Canada's fourth-largest cable TV company will get a toehold in the U.S. market with a $1.36-billion US deal to buy regional provider Atlantic Broadband, the Montreal company's first big acquisition since its failed venture into Portugal.
Cogeco Cable Inc.'s purchase of Atlantic Broadband will give it a presence in five eastern states stretching from Pennsylvania to Florida.
"This is an attractive entry point into the United States market," president and chief executive Louis Audet said during a conference call Wednesday to discuss the deal.
"The quality of the infrastructure is high and this provides a nice increase to Cogeco Cable and gives us potential to grow further. There is room for further U.S. growth either through an increase in penetration of all of the services or through tuck-in acquisitions, a number of which are available," Audet said.
Atlantic Broadband is the 14th-largest cable television system operator in the United States, with operations in Pennsylvania, Florida, Maryland, Delaware and South Carolina and 252,000 basic cable customers. The privately owned company also offers Internet and telephone services to residential and business customers.
Cogeco Cable has had trouble expanding beyond its Canadian base, with an expansion into Europe through the purchase of a Portuguese company turning into a money-losing proposition. Cogeco sold its Portuguese cable operation earlier this year for more than $59 million after purchasing it for about $600 million in 2006.
When asked if shareholders should be concerned after the failed Portuguese acquisition, Audet said there shouldn't be any worry.
"I am sorry that people could imagine such concerns," he told analysts.
Audet noted there was little room for acquisitions left at home and said "consolidation is substantially over" in Canada.
U.S. difficult to crack
Cogeco Cable, which operates primarily in Ontario and Quebec, says it will buy Atlantic Broadband for a combination of cash on hand and money borrowed under existing financing agreements.
The U.S. market has often been difficult for Canadian companies to crack.
Both Rogers and Shaw — now Canada's two largest cable companies — made attempts at different times several years ago but later withdrew.
Audet said the Atlantic Broadband's market is geographically and competitively similar to Cogeco's.
"What you have in the U.S. is a competitive market, but different actors in various markets. It's very fragmented."
Job losses at Atlantic Broadband aren't expected with Cogeco absorbing all of its employees.

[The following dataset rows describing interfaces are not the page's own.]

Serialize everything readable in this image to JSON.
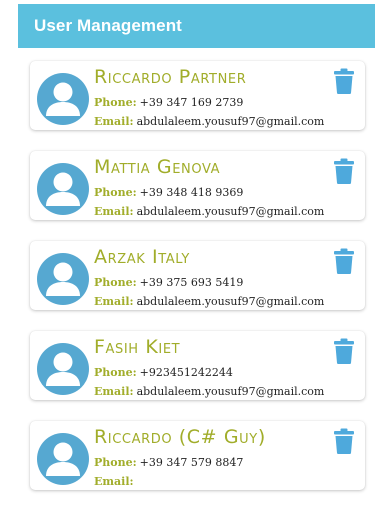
{
  "header": {
    "title": "User Management"
  },
  "colors": {
    "accent": "#5bc0de",
    "avatar": "#56a8d1",
    "name": "#a1ad2a",
    "trash": "#4ea9dc"
  },
  "users": [
    {
      "name": "Riccardo Partner",
      "phone_label": "Phone:",
      "phone": "+39 347 169 2739",
      "email_label": "Email:",
      "email": "abdulaleem.yousuf97@gmail.com",
      "avatar_icon": "user-icon",
      "delete_icon": "trash-icon"
    },
    {
      "name": "Mattia Genova",
      "phone_label": "Phone:",
      "phone": "+39 348 418 9369",
      "email_label": "Email:",
      "email": "abdulaleem.yousuf97@gmail.com",
      "avatar_icon": "user-icon",
      "delete_icon": "trash-icon"
    },
    {
      "name": "Arzak Italy",
      "phone_label": "Phone:",
      "phone": "+39 375 693 5419",
      "email_label": "Email:",
      "email": "abdulaleem.yousuf97@gmail.com",
      "avatar_icon": "user-icon",
      "delete_icon": "trash-icon"
    },
    {
      "name": "Fasih Kiet",
      "phone_label": "Phone:",
      "phone": "+923451242244",
      "email_label": "Email:",
      "email": "abdulaleem.yousuf97@gmail.com",
      "avatar_icon": "user-icon",
      "delete_icon": "trash-icon"
    },
    {
      "name": "Riccardo (C# Guy)",
      "phone_label": "Phone:",
      "phone": "+39 347 579 8847",
      "email_label": "Email:",
      "email": "",
      "avatar_icon": "user-icon",
      "delete_icon": "trash-icon"
    }
  ]
}
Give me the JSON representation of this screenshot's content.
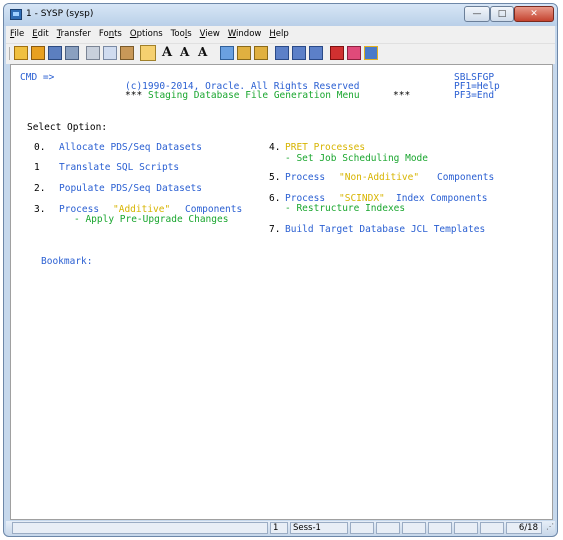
{
  "window": {
    "title": "1 - SYSP (sysp)"
  },
  "menu": [
    {
      "pre": "",
      "u": "F",
      "post": "ile"
    },
    {
      "pre": "",
      "u": "E",
      "post": "dit"
    },
    {
      "pre": "",
      "u": "T",
      "post": "ransfer"
    },
    {
      "pre": "Fo",
      "u": "n",
      "post": "ts"
    },
    {
      "pre": "",
      "u": "O",
      "post": "ptions"
    },
    {
      "pre": "Too",
      "u": "l",
      "post": "s"
    },
    {
      "pre": "",
      "u": "V",
      "post": "iew"
    },
    {
      "pre": "",
      "u": "W",
      "post": "indow"
    },
    {
      "pre": "",
      "u": "H",
      "post": "elp"
    }
  ],
  "toolbar": {
    "font_a1": "A",
    "font_a2": "A",
    "font_a3": "A"
  },
  "terminal": {
    "cmd": "CMD =>",
    "copyright": "(c)1990-2014, Oracle. All Rights Reserved",
    "menu_prefix": "***",
    "menu_title": "Staging Database File Generation Menu",
    "menu_suffix": "***",
    "panel_id": "SBLSFGP",
    "pf1": "PF1=Help",
    "pf3": "PF3=End",
    "select_option": "Select Option:",
    "options": {
      "o0": {
        "num": "0.",
        "label": "Allocate PDS/Seq Datasets"
      },
      "o1": {
        "num": "1",
        "label": "Translate SQL Scripts"
      },
      "o2": {
        "num": "2.",
        "label": "Populate PDS/Seq Datasets"
      },
      "o3": {
        "num": "3.",
        "label_a": "Process",
        "label_b": "\"Additive\"",
        "label_c": "Components",
        "sub": "- Apply Pre-Upgrade Changes"
      },
      "o4": {
        "num": "4.",
        "label": "PRET Processes",
        "sub": "- Set Job Scheduling Mode"
      },
      "o5": {
        "num": "5.",
        "label_a": "Process",
        "label_b": "\"Non-Additive\"",
        "label_c": "Components"
      },
      "o6": {
        "num": "6.",
        "label_a": "Process",
        "label_b": "\"SCINDX\"",
        "label_c": "Index Components",
        "sub": "- Restructure Indexes"
      },
      "o7": {
        "num": "7.",
        "label": "Build Target Database JCL Templates"
      }
    },
    "bookmark": "Bookmark:"
  },
  "status": {
    "session_num": "1",
    "session_name": "Sess-1",
    "position": "6/18"
  },
  "colors": {
    "blue": "#2a5fd2",
    "green": "#1aa62f",
    "yellow": "#d7b400"
  },
  "icons": [
    "new-session-icon",
    "open-icon",
    "save-icon",
    "print-icon",
    "cut-icon",
    "copy-icon",
    "paste-icon",
    "active-toggle-icon",
    "font-icon",
    "font-larger-icon",
    "font-smaller-icon",
    "transfer-icon",
    "send-icon",
    "receive-icon",
    "pf1-icon",
    "pf2-icon",
    "pf3-icon",
    "enter-icon",
    "check-icon",
    "exit-icon"
  ]
}
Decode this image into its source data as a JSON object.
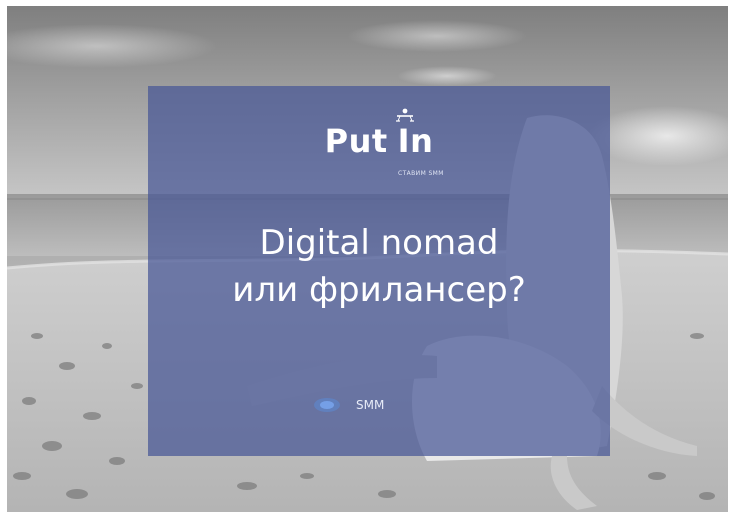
{
  "logo": {
    "word_1": "Put",
    "word_2": "In",
    "tagline": "СТАВИМ SMM",
    "icon": "person-figure-icon"
  },
  "headline": {
    "line_1": "Digital nomad",
    "line_2": "или фрилансер?"
  },
  "category": {
    "label": "SMM",
    "icon": "blue-glow-icon"
  },
  "colors": {
    "overlay": "#46569a",
    "text": "#ffffff"
  }
}
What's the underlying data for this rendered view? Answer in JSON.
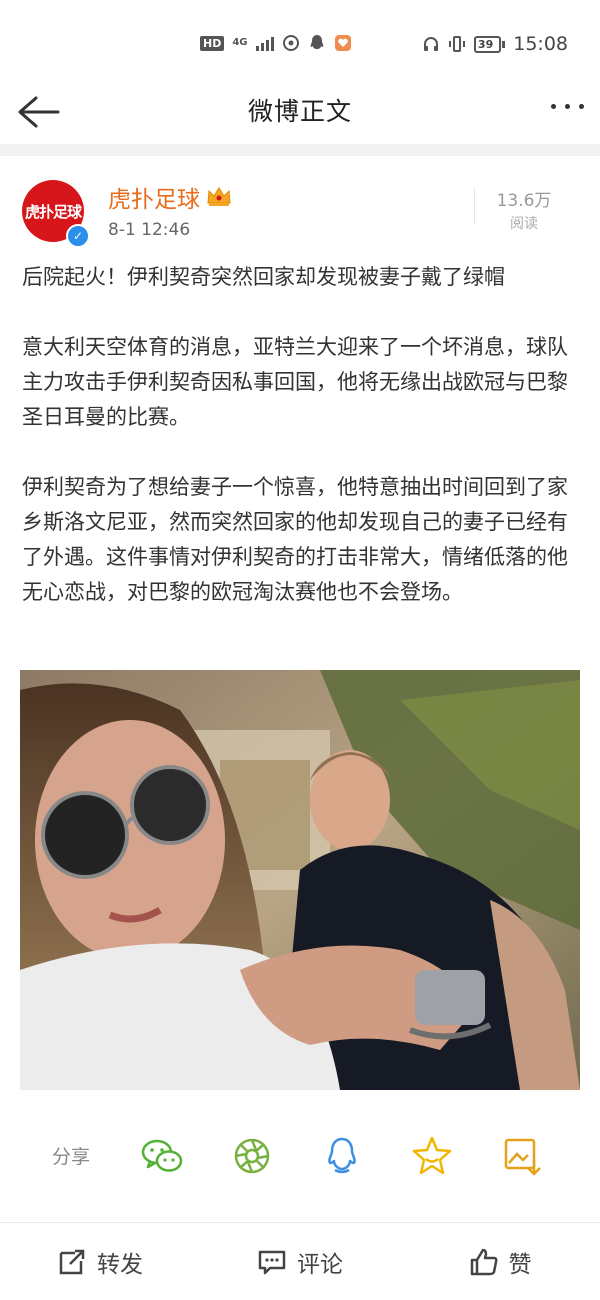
{
  "status_bar": {
    "hd_label": "HD",
    "network_label": "4G",
    "battery_level": "39",
    "time": "15:08"
  },
  "nav": {
    "title": "微博正文"
  },
  "post": {
    "avatar_text": "虎扑足球",
    "author": "虎扑足球",
    "timestamp": "8-1 12:46",
    "reads_count": "13.6万",
    "reads_label": "阅读",
    "paragraphs": [
      "后院起火！伊利契奇突然回家却发现被妻子戴了绿帽",
      "意大利天空体育的消息，亚特兰大迎来了一个坏消息，球队主力攻击手伊利契奇因私事回国，他将无缘出战欧冠与巴黎圣日耳曼的比赛。",
      "伊利契奇为了想给妻子一个惊喜，他特意抽出时间回到了家乡斯洛文尼亚，然而突然回家的他却发现自己的妻子已经有了外遇。这件事情对伊利契奇的打击非常大，情绪低落的他无心恋战，对巴黎的欧冠淘汰赛他也不会登场。"
    ]
  },
  "share": {
    "label": "分享",
    "targets": [
      "wechat-icon",
      "moments-icon",
      "qq-icon",
      "favorites-icon",
      "save-image-icon"
    ]
  },
  "actions": {
    "repost": "转发",
    "comment": "评论",
    "like": "赞"
  },
  "colors": {
    "accent_orange": "#e86c1a",
    "wechat_green": "#53b234",
    "qq_blue": "#3d8fe0",
    "star_yellow": "#f2b600",
    "brand_red": "#d7161b"
  }
}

The proposed deal will require several regulatory approvals, including from U.S. competition and telecommunications bodies.
Atlantic Broadband is currently owned by a fund managed by ABRY Partners and by Oak Hill Capital Partners, LP.